EXERCISE BRIEF = No picture belongs in the copy. Repeat each line below exactly.

Data records for software interfaces
━━━━━━━━

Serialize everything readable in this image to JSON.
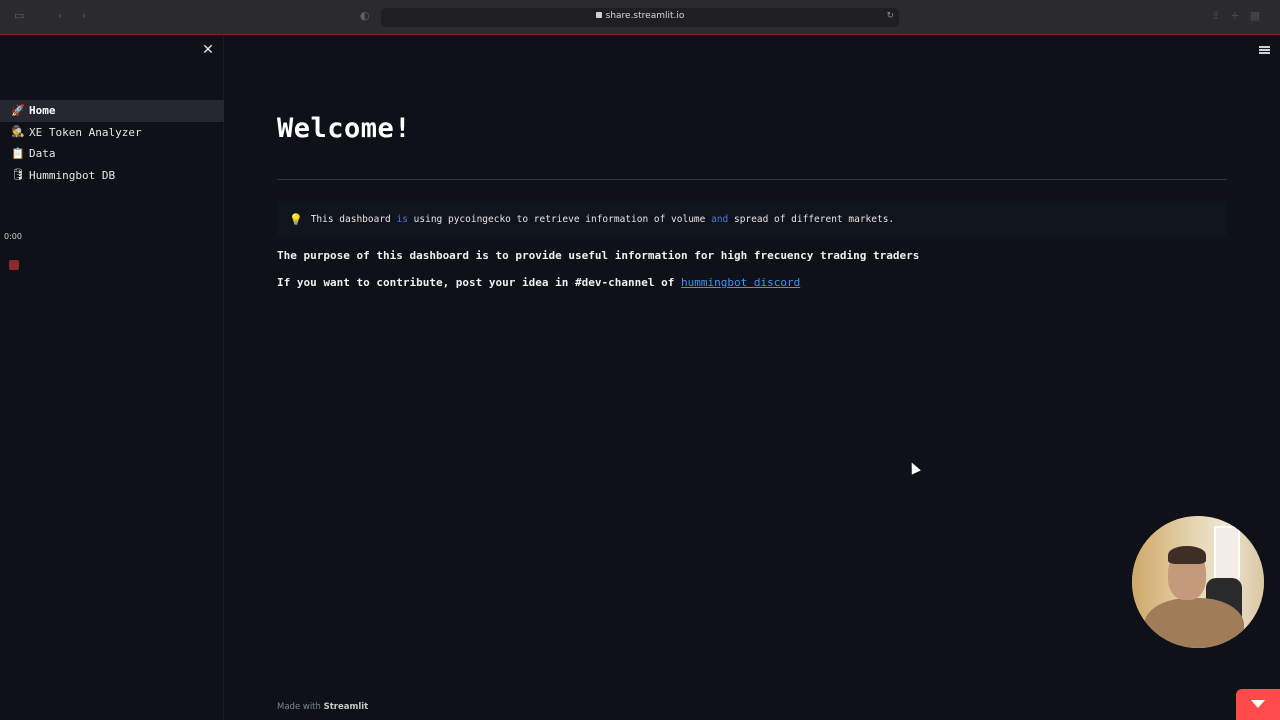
{
  "browser": {
    "url": "share.streamlit.io"
  },
  "sidebar": {
    "items": [
      {
        "icon": "rocket-icon",
        "glyph": "🚀",
        "label": "Home",
        "active": true
      },
      {
        "icon": "detective-icon",
        "glyph": "🕵",
        "label": "XE Token Analyzer",
        "active": false
      },
      {
        "icon": "clipboard-icon",
        "glyph": "📋",
        "label": "Data",
        "active": false
      },
      {
        "icon": "database-icon",
        "glyph": "🛢",
        "label": "Hummingbot DB",
        "active": false
      }
    ],
    "time": "0:00"
  },
  "main": {
    "title": "Welcome!",
    "info": {
      "icon": "lightbulb-icon",
      "part1": "This dashboard ",
      "kw1": "is",
      "part2": " using pycoingecko to retrieve information of volume ",
      "kw2": "and",
      "part3": " spread of different markets."
    },
    "paragraph1": "The purpose of this dashboard is to provide useful information for high frecuency trading traders",
    "paragraph2_prefix": "If you want to contribute, post your idea in #dev-channel of ",
    "paragraph2_link": "hummingbot discord",
    "footer_prefix": "Made with ",
    "footer_brand": "Streamlit"
  },
  "colors": {
    "background": "#0e1117",
    "sidebar_active": "#262730",
    "link": "#4d8ff5",
    "keyword": "#4d79d9",
    "accent": "#ff4b4b"
  }
}
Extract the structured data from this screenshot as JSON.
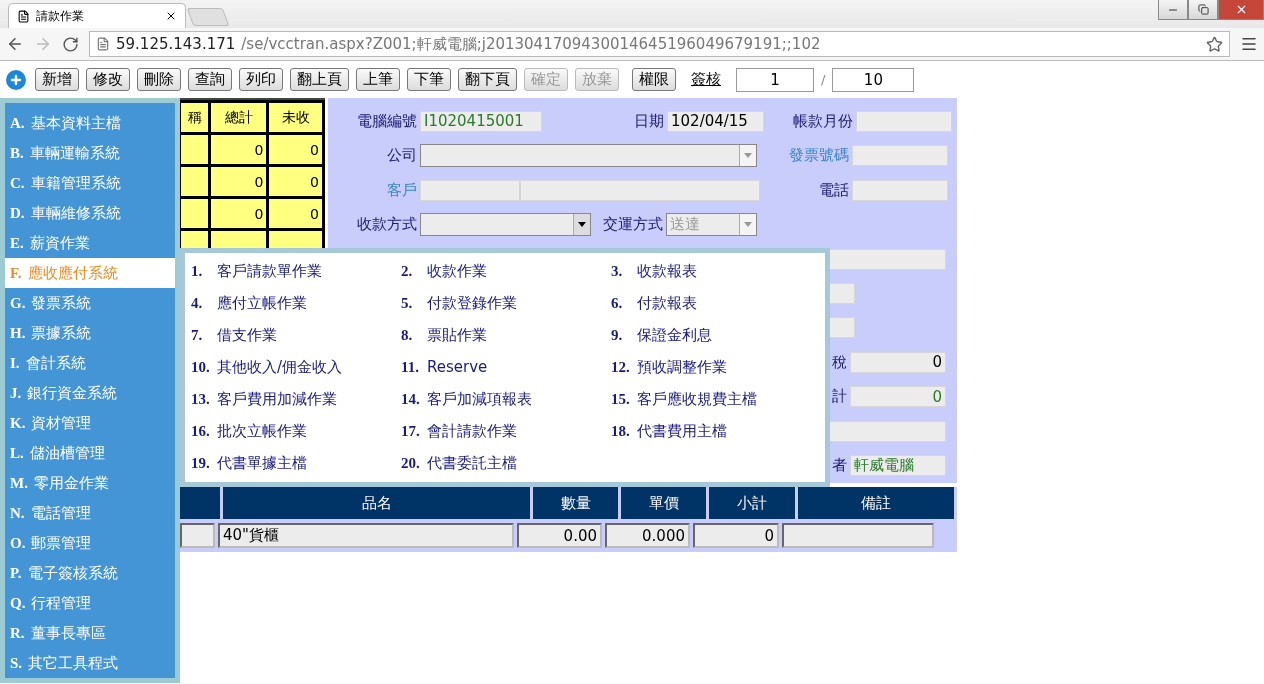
{
  "browser": {
    "tab": {
      "title": "請款作業"
    },
    "address": {
      "host": "59.125.143.171",
      "path": "/se/vcctran.aspx?Z001;軒威電腦;j2013041709430014645196049679191;;102"
    }
  },
  "toolbar": {
    "buttons": [
      {
        "label": "新增",
        "disabled": false
      },
      {
        "label": "修改",
        "disabled": false
      },
      {
        "label": "刪除",
        "disabled": false
      },
      {
        "label": "查詢",
        "disabled": false
      },
      {
        "label": "列印",
        "disabled": false
      },
      {
        "label": "翻上頁",
        "disabled": false
      },
      {
        "label": "上筆",
        "disabled": false
      },
      {
        "label": "下筆",
        "disabled": false
      },
      {
        "label": "翻下頁",
        "disabled": false
      },
      {
        "label": "確定",
        "disabled": true
      },
      {
        "label": "放棄",
        "disabled": true
      },
      {
        "label": "權限",
        "disabled": false
      }
    ],
    "sign_link": "簽核",
    "page": "1",
    "separator": "/",
    "total": "10"
  },
  "summary_table": {
    "columns": [
      "稱",
      "總計",
      "未收"
    ],
    "rows": [
      {
        "total": "0",
        "unpaid": "0"
      },
      {
        "total": "0",
        "unpaid": "0"
      },
      {
        "total": "0",
        "unpaid": "0"
      }
    ]
  },
  "form": {
    "computer_no": {
      "label": "電腦編號",
      "value": "I1020415001",
      "color": "#2a7a2a"
    },
    "date": {
      "label": "日期",
      "value": "102/04/15",
      "color": "#000000"
    },
    "account_month": {
      "label": "帳款月份"
    },
    "company": {
      "label": "公司"
    },
    "invoice_no": {
      "label": "發票號碼",
      "lookup": true
    },
    "customer": {
      "label": "客戶",
      "lookup": true
    },
    "phone": {
      "label": "電話",
      "lookup": false
    },
    "payment_method": {
      "label": "收款方式"
    },
    "shipping": {
      "label": "交運方式",
      "value": "送達",
      "disabled": true
    },
    "tax": {
      "label": "稅",
      "value": "0",
      "color": "#000000"
    },
    "total": {
      "label": "計",
      "value": "0",
      "color": "#2a7a2a"
    },
    "creator": {
      "label": "者",
      "value": "軒威電腦",
      "color": "#2a7a2a"
    }
  },
  "line_items": {
    "columns": [
      "品名",
      "數量",
      "單價",
      "小計",
      "備註"
    ],
    "rows": [
      {
        "name": "40\"貨櫃",
        "qty": "0.00",
        "price": "0.000",
        "subtotal": "0"
      }
    ]
  },
  "sidebar": {
    "items": [
      {
        "key": "A.",
        "label": "基本資料主檔",
        "selected": false
      },
      {
        "key": "B.",
        "label": "車輛運輸系統",
        "selected": false
      },
      {
        "key": "C.",
        "label": "車籍管理系統",
        "selected": false
      },
      {
        "key": "D.",
        "label": "車輛維修系統",
        "selected": false
      },
      {
        "key": "E.",
        "label": "薪資作業",
        "selected": false
      },
      {
        "key": "F.",
        "label": "應收應付系統",
        "selected": true
      },
      {
        "key": "G.",
        "label": "發票系統",
        "selected": false
      },
      {
        "key": "H.",
        "label": "票據系統",
        "selected": false
      },
      {
        "key": "I.",
        "label": "會計系統",
        "selected": false
      },
      {
        "key": "J.",
        "label": "銀行資金系統",
        "selected": false
      },
      {
        "key": "K.",
        "label": "資材管理",
        "selected": false
      },
      {
        "key": "L.",
        "label": "儲油槽管理",
        "selected": false
      },
      {
        "key": "M.",
        "label": "零用金作業",
        "selected": false
      },
      {
        "key": "N.",
        "label": "電話管理",
        "selected": false
      },
      {
        "key": "O.",
        "label": "郵票管理",
        "selected": false
      },
      {
        "key": "P.",
        "label": "電子簽核系統",
        "selected": false
      },
      {
        "key": "Q.",
        "label": "行程管理",
        "selected": false
      },
      {
        "key": "R.",
        "label": "董事長專區",
        "selected": false
      },
      {
        "key": "S.",
        "label": "其它工具程式",
        "selected": false
      }
    ]
  },
  "submenu": {
    "items": [
      {
        "number": "1.",
        "label": "客戶請款單作業"
      },
      {
        "number": "2.",
        "label": "收款作業"
      },
      {
        "number": "3.",
        "label": "收款報表"
      },
      {
        "number": "4.",
        "label": "應付立帳作業"
      },
      {
        "number": "5.",
        "label": "付款登錄作業"
      },
      {
        "number": "6.",
        "label": "付款報表"
      },
      {
        "number": "7.",
        "label": "借支作業"
      },
      {
        "number": "8.",
        "label": "票貼作業"
      },
      {
        "number": "9.",
        "label": "保證金利息"
      },
      {
        "number": "10.",
        "label": "其他收入/佣金收入"
      },
      {
        "number": "11.",
        "label": "Reserve"
      },
      {
        "number": "12.",
        "label": "預收調整作業"
      },
      {
        "number": "13.",
        "label": "客戶費用加減作業"
      },
      {
        "number": "14.",
        "label": "客戶加減項報表"
      },
      {
        "number": "15.",
        "label": "客戶應收規費主檔"
      },
      {
        "number": "16.",
        "label": "批次立帳作業"
      },
      {
        "number": "17.",
        "label": "會計請款作業"
      },
      {
        "number": "18.",
        "label": "代書費用主檔"
      },
      {
        "number": "19.",
        "label": "代書單據主檔"
      },
      {
        "number": "20.",
        "label": "代書委託主檔"
      }
    ]
  }
}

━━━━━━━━

SOLVED PROBLEM =
Serialize everything readable in this image to JSON.
{
  "browser": {
    "url": "share.streamlit.io"
  },
  "sidebar": {
    "items": [
      {
        "icon": "rocket-icon",
        "glyph": "🚀",
        "label": "Home",
        "active": true
      },
      {
        "icon": "detective-icon",
        "glyph": "🕵",
        "label": "XE Token Analyzer",
        "active": false
      },
      {
        "icon": "clipboard-icon",
        "glyph": "📋",
        "label": "Data",
        "active": false
      },
      {
        "icon": "database-icon",
        "glyph": "🛢",
        "label": "Hummingbot DB",
        "active": false
      }
    ],
    "time": "0:00"
  },
  "main": {
    "title": "Welcome!",
    "info": {
      "icon": "lightbulb-icon",
      "part1": "This dashboard ",
      "kw1": "is",
      "part2": " using pycoingecko to retrieve information of volume ",
      "kw2": "and",
      "part3": " spread of different markets."
    },
    "paragraph1": "The purpose of this dashboard is to provide useful information for high frecuency trading traders",
    "paragraph2_prefix": "If you want to contribute, post your idea in #dev-channel of ",
    "paragraph2_link": "hummingbot discord",
    "footer_prefix": "Made with ",
    "footer_brand": "Streamlit"
  },
  "colors": {
    "background": "#0e1117",
    "sidebar_active": "#262730",
    "link": "#4d8ff5",
    "keyword": "#4d79d9",
    "accent": "#ff4b4b"
  }
}
Extract the structured data from this screenshot as JSON.
{
  "browser": {
    "tab": {
      "title": "請款作業"
    },
    "address": {
      "host": "59.125.143.171",
      "path": "/se/vcctran.aspx?Z001;軒威電腦;j2013041709430014645196049679191;;102"
    }
  },
  "toolbar": {
    "buttons": [
      {
        "label": "新增",
        "disabled": false
      },
      {
        "label": "修改",
        "disabled": false
      },
      {
        "label": "刪除",
        "disabled": false
      },
      {
        "label": "查詢",
        "disabled": false
      },
      {
        "label": "列印",
        "disabled": false
      },
      {
        "label": "翻上頁",
        "disabled": false
      },
      {
        "label": "上筆",
        "disabled": false
      },
      {
        "label": "下筆",
        "disabled": false
      },
      {
        "label": "翻下頁",
        "disabled": false
      },
      {
        "label": "確定",
        "disabled": true
      },
      {
        "label": "放棄",
        "disabled": true
      },
      {
        "label": "權限",
        "disabled": false
      }
    ],
    "sign_link": "簽核",
    "page": "1",
    "separator": "/",
    "total": "10"
  },
  "summary_table": {
    "columns": [
      "稱",
      "總計",
      "未收"
    ],
    "rows": [
      {
        "total": "0",
        "unpaid": "0"
      },
      {
        "total": "0",
        "unpaid": "0"
      },
      {
        "total": "0",
        "unpaid": "0"
      }
    ]
  },
  "form": {
    "computer_no": {
      "label": "電腦編號",
      "value": "I1020415001",
      "color": "#2a7a2a"
    },
    "date": {
      "label": "日期",
      "value": "102/04/15",
      "color": "#000000"
    },
    "account_month": {
      "label": "帳款月份"
    },
    "company": {
      "label": "公司"
    },
    "invoice_no": {
      "label": "發票號碼",
      "lookup": true
    },
    "customer": {
      "label": "客戶",
      "lookup": true
    },
    "phone": {
      "label": "電話",
      "lookup": false
    },
    "payment_method": {
      "label": "收款方式"
    },
    "shipping": {
      "label": "交運方式",
      "value": "送達",
      "disabled": true
    },
    "tax": {
      "label": "稅",
      "value": "0",
      "color": "#000000"
    },
    "total": {
      "label": "計",
      "value": "0",
      "color": "#2a7a2a"
    },
    "creator": {
      "label": "者",
      "value": "軒威電腦",
      "color": "#2a7a2a"
    }
  },
  "line_items": {
    "columns": [
      "品名",
      "數量",
      "單價",
      "小計",
      "備註"
    ],
    "rows": [
      {
        "name": "40\"貨櫃",
        "qty": "0.00",
        "price": "0.000",
        "subtotal": "0"
      }
    ]
  },
  "sidebar": {
    "items": [
      {
        "key": "A.",
        "label": "基本資料主檔",
        "selected": false
      },
      {
        "key": "B.",
        "label": "車輛運輸系統",
        "selected": false
      },
      {
        "key": "C.",
        "label": "車籍管理系統",
        "selected": false
      },
      {
        "key": "D.",
        "label": "車輛維修系統",
        "selected": false
      },
      {
        "key": "E.",
        "label": "薪資作業",
        "selected": false
      },
      {
        "key": "F.",
        "label": "應收應付系統",
        "selected": true
      },
      {
        "key": "G.",
        "label": "發票系統",
        "selected": false
      },
      {
        "key": "H.",
        "label": "票據系統",
        "selected": false
      },
      {
        "key": "I.",
        "label": "會計系統",
        "selected": false
      },
      {
        "key": "J.",
        "label": "銀行資金系統",
        "selected": false
      },
      {
        "key": "K.",
        "label": "資材管理",
        "selected": false
      },
      {
        "key": "L.",
        "label": "儲油槽管理",
        "selected": false
      },
      {
        "key": "M.",
        "label": "零用金作業",
        "selected": false
      },
      {
        "key": "N.",
        "label": "電話管理",
        "selected": false
      },
      {
        "key": "O.",
        "label": "郵票管理",
        "selected": false
      },
      {
        "key": "P.",
        "label": "電子簽核系統",
        "selected": false
      },
      {
        "key": "Q.",
        "label": "行程管理",
        "selected": false
      },
      {
        "key": "R.",
        "label": "董事長專區",
        "selected": false
      },
      {
        "key": "S.",
        "label": "其它工具程式",
        "selected": false
      }
    ]
  },
  "submenu": {
    "items": [
      {
        "number": "1.",
        "label": "客戶請款單作業"
      },
      {
        "number": "2.",
        "label": "收款作業"
      },
      {
        "number": "3.",
        "label": "收款報表"
      },
      {
        "number": "4.",
        "label": "應付立帳作業"
      },
      {
        "number": "5.",
        "label": "付款登錄作業"
      },
      {
        "number": "6.",
        "label": "付款報表"
      },
      {
        "number": "7.",
        "label": "借支作業"
      },
      {
        "number": "8.",
        "label": "票貼作業"
      },
      {
        "number": "9.",
        "label": "保證金利息"
      },
      {
        "number": "10.",
        "label": "其他收入/佣金收入"
      },
      {
        "number": "11.",
        "label": "Reserve"
      },
      {
        "number": "12.",
        "label": "預收調整作業"
      },
      {
        "number": "13.",
        "label": "客戶費用加減作業"
      },
      {
        "number": "14.",
        "label": "客戶加減項報表"
      },
      {
        "number": "15.",
        "label": "客戶應收規費主檔"
      },
      {
        "number": "16.",
        "label": "批次立帳作業"
      },
      {
        "number": "17.",
        "label": "會計請款作業"
      },
      {
        "number": "18.",
        "label": "代書費用主檔"
      },
      {
        "number": "19.",
        "label": "代書單據主檔"
      },
      {
        "number": "20.",
        "label": "代書委託主檔"
      }
    ]
  }
}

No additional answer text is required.